-- INFORMATION follows --
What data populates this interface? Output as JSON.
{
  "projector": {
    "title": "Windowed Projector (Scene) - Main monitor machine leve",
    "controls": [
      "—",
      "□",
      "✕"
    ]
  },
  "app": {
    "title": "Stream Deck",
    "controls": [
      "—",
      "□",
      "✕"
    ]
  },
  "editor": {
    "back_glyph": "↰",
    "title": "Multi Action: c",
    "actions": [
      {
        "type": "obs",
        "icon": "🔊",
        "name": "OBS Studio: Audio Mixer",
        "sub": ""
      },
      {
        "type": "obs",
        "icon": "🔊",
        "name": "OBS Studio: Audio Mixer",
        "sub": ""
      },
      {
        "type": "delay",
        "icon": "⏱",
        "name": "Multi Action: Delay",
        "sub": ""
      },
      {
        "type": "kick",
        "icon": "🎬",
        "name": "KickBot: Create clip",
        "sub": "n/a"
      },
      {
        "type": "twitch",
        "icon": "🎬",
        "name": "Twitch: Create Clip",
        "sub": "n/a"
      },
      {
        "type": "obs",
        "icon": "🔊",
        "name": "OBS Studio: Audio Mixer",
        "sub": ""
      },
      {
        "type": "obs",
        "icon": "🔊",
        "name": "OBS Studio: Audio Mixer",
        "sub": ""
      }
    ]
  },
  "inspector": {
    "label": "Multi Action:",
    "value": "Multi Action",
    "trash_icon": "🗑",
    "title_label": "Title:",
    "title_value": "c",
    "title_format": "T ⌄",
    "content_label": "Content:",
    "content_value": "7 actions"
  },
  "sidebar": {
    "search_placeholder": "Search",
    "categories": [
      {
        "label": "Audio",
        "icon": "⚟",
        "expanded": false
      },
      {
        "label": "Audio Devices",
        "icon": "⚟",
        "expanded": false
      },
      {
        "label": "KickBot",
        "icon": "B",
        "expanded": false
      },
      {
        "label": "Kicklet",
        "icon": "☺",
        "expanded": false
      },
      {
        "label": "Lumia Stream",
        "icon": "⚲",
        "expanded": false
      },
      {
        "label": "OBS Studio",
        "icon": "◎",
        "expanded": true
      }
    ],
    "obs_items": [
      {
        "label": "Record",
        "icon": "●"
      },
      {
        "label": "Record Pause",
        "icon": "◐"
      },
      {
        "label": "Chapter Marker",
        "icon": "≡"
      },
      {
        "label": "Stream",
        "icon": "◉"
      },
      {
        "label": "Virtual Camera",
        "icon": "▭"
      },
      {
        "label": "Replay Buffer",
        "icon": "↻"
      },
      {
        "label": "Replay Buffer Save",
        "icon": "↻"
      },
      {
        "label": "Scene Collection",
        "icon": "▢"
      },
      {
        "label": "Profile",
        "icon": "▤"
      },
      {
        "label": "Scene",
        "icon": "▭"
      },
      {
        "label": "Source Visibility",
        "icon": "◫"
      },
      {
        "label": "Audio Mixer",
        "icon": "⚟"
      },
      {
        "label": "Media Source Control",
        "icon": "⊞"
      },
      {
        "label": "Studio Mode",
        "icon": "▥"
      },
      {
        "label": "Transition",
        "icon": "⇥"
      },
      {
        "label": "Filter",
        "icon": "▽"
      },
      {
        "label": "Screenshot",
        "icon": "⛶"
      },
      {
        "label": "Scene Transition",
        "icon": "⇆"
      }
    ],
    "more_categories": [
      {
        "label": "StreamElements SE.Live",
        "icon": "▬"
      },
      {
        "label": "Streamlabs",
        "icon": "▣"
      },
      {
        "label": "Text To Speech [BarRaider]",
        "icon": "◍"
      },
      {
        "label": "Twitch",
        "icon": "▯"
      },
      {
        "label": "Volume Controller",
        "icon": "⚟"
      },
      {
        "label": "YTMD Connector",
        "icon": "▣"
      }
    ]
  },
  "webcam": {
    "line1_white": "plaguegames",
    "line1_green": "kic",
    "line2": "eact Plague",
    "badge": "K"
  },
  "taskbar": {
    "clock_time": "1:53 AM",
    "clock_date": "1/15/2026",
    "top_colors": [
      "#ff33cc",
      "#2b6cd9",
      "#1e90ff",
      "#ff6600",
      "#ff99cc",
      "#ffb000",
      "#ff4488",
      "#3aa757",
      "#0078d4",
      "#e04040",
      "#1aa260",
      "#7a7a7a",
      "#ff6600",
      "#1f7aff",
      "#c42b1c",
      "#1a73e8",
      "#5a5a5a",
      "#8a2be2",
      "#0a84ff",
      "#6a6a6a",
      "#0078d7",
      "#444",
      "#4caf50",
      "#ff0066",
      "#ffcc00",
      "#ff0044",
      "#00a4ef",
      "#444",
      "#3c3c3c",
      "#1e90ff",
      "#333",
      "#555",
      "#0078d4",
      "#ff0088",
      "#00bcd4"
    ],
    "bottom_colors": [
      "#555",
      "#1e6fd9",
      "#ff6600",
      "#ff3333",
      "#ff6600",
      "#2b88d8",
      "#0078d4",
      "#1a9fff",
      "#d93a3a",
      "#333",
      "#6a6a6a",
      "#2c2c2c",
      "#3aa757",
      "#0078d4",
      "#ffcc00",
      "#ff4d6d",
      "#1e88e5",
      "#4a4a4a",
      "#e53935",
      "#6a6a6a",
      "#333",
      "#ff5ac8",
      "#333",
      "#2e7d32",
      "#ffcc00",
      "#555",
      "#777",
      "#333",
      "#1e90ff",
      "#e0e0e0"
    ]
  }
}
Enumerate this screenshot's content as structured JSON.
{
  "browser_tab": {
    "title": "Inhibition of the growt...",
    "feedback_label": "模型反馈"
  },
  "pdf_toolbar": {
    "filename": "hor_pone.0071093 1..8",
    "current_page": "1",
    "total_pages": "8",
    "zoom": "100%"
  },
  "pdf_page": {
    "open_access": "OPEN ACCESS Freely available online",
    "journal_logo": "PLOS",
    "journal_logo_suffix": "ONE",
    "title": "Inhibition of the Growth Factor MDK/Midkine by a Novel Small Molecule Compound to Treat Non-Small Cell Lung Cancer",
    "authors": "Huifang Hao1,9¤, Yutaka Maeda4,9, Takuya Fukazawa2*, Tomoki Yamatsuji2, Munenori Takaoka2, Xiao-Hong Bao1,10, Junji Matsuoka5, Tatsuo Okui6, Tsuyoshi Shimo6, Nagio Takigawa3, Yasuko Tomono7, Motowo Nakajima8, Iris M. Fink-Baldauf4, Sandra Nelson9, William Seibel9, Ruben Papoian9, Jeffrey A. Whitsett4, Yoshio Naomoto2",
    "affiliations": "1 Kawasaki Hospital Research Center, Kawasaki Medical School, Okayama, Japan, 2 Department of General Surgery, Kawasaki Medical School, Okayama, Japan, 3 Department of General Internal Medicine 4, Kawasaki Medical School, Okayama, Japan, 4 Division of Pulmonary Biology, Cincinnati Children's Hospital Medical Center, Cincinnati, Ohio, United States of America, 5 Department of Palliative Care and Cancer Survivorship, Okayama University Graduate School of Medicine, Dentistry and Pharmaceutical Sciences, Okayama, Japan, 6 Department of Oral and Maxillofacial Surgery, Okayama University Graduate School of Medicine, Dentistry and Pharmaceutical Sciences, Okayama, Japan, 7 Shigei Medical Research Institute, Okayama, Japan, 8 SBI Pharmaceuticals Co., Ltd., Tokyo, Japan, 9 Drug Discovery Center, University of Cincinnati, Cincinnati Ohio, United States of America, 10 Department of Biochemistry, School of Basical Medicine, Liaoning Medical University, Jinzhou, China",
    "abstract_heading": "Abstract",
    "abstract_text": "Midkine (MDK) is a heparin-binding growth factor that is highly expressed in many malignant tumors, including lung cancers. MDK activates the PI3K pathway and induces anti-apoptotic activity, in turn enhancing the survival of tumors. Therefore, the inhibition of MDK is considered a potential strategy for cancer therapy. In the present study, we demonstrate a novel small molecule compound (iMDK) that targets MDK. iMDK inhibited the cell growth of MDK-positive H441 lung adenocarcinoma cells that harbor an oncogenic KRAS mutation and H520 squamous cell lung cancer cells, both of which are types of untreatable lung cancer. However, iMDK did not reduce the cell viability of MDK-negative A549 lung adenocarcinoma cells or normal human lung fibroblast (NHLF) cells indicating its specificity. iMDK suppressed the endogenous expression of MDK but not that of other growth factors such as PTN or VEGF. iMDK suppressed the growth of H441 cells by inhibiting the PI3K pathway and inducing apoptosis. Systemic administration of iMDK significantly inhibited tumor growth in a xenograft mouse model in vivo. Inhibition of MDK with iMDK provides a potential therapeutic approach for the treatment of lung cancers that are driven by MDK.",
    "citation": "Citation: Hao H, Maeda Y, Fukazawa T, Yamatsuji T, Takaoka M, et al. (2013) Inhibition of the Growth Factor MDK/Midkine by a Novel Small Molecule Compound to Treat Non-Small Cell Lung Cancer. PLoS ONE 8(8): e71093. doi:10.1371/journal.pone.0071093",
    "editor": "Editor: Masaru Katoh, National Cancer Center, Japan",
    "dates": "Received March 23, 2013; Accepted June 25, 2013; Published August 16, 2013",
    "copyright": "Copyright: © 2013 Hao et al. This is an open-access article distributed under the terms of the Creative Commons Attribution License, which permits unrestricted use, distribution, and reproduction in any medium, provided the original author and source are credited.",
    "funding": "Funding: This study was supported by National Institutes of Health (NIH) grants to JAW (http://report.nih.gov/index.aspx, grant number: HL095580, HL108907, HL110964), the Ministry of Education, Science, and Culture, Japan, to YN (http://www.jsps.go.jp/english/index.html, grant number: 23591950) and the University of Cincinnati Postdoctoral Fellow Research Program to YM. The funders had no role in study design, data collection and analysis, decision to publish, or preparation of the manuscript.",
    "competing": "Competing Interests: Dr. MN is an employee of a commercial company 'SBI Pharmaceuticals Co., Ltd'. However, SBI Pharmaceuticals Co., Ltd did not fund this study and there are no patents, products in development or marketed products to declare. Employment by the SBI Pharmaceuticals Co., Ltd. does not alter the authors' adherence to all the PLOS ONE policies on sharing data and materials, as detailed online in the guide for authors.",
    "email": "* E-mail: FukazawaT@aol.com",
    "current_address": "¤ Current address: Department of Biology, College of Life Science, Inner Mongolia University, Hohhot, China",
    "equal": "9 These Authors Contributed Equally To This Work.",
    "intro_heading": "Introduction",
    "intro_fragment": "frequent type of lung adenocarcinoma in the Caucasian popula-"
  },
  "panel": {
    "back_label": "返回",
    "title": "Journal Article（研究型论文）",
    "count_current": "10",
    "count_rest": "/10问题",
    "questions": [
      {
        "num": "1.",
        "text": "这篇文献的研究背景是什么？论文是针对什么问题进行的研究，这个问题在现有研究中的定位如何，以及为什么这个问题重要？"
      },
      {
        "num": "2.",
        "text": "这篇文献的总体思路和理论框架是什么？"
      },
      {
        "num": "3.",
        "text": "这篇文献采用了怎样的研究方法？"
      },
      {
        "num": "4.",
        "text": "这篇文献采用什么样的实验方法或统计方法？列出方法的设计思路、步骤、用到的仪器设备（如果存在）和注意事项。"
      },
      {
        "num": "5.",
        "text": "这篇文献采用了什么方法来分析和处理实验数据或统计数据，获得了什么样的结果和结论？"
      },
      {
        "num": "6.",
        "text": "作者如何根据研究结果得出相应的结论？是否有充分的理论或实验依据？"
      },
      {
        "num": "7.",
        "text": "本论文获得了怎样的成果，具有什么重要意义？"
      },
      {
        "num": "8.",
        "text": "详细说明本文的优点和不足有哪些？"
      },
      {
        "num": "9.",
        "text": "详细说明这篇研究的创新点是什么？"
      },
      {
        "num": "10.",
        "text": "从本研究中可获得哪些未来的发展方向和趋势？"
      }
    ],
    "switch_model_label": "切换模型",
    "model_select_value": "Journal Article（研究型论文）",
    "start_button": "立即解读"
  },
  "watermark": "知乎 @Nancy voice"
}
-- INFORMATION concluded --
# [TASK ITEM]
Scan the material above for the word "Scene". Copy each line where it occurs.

# [RESPONSE BELOW]
    "title": "Windowed Projector (Scene) - Main monitor machine leve",
        "label": "Scene Collection",
        "label": "Scene",
        "label": "Scene Transition",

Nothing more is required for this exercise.